• What you are asked to do
Search the records for "zoom". Copy every line where it appears.

• Provided data
.....

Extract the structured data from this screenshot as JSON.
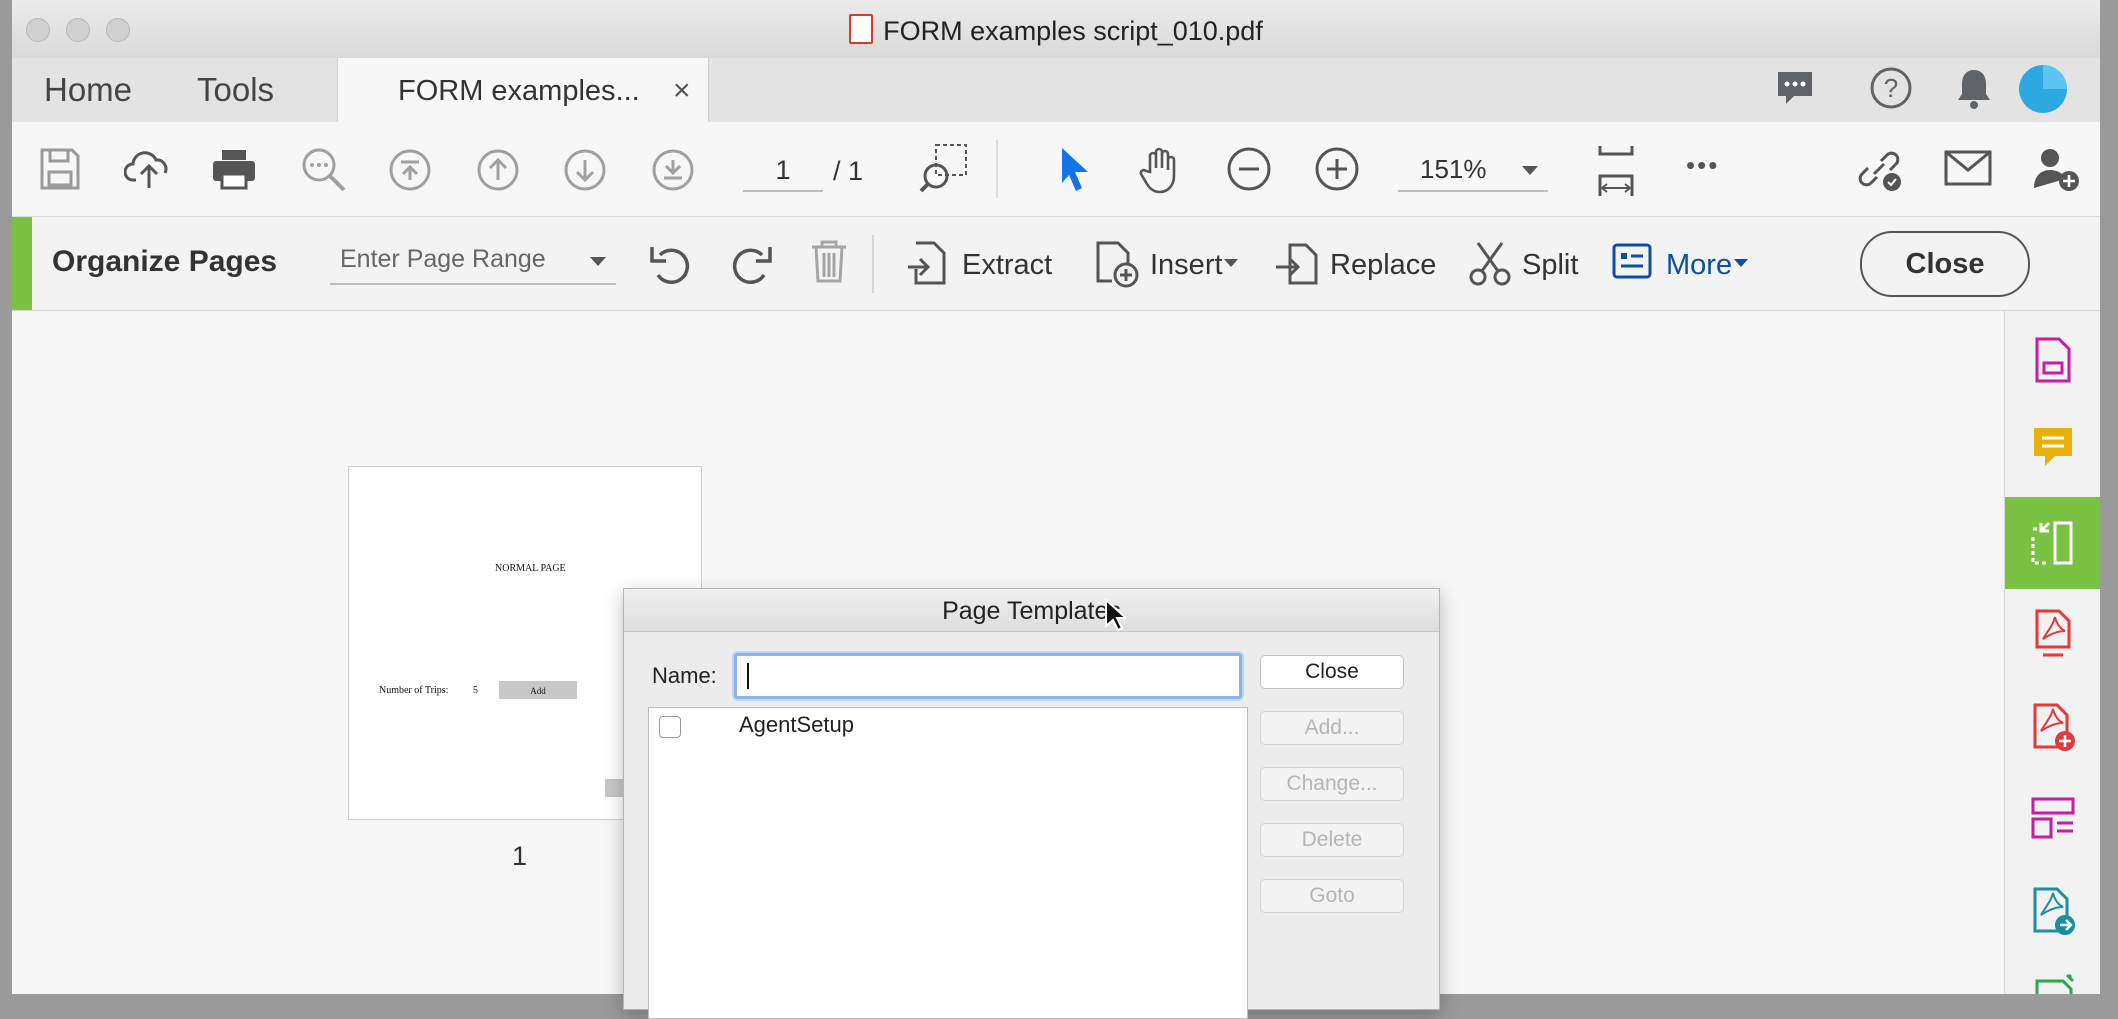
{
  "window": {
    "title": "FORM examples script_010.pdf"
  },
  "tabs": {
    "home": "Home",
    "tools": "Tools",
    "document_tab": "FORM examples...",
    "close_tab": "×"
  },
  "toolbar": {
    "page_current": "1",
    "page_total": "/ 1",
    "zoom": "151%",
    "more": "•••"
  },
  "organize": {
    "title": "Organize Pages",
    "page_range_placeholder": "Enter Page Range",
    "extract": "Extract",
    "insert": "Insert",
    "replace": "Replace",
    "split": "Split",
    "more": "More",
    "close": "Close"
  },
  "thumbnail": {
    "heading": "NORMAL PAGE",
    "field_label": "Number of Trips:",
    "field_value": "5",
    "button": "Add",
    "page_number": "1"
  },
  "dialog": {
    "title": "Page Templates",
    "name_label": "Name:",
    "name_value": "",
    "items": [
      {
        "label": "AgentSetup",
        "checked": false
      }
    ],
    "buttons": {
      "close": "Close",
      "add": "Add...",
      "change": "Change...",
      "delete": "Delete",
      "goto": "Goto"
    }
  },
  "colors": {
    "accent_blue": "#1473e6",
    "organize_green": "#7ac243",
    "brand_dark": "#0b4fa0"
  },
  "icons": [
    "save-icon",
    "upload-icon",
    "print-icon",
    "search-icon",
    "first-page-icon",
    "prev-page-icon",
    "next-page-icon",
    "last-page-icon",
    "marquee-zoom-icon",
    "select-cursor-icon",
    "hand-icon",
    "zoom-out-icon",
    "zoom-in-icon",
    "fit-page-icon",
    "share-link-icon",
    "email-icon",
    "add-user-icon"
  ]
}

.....

• Your solution
    "zoom": "151%",
    "marquee-zoom-icon",
    "zoom-out-icon",
    "zoom-in-icon",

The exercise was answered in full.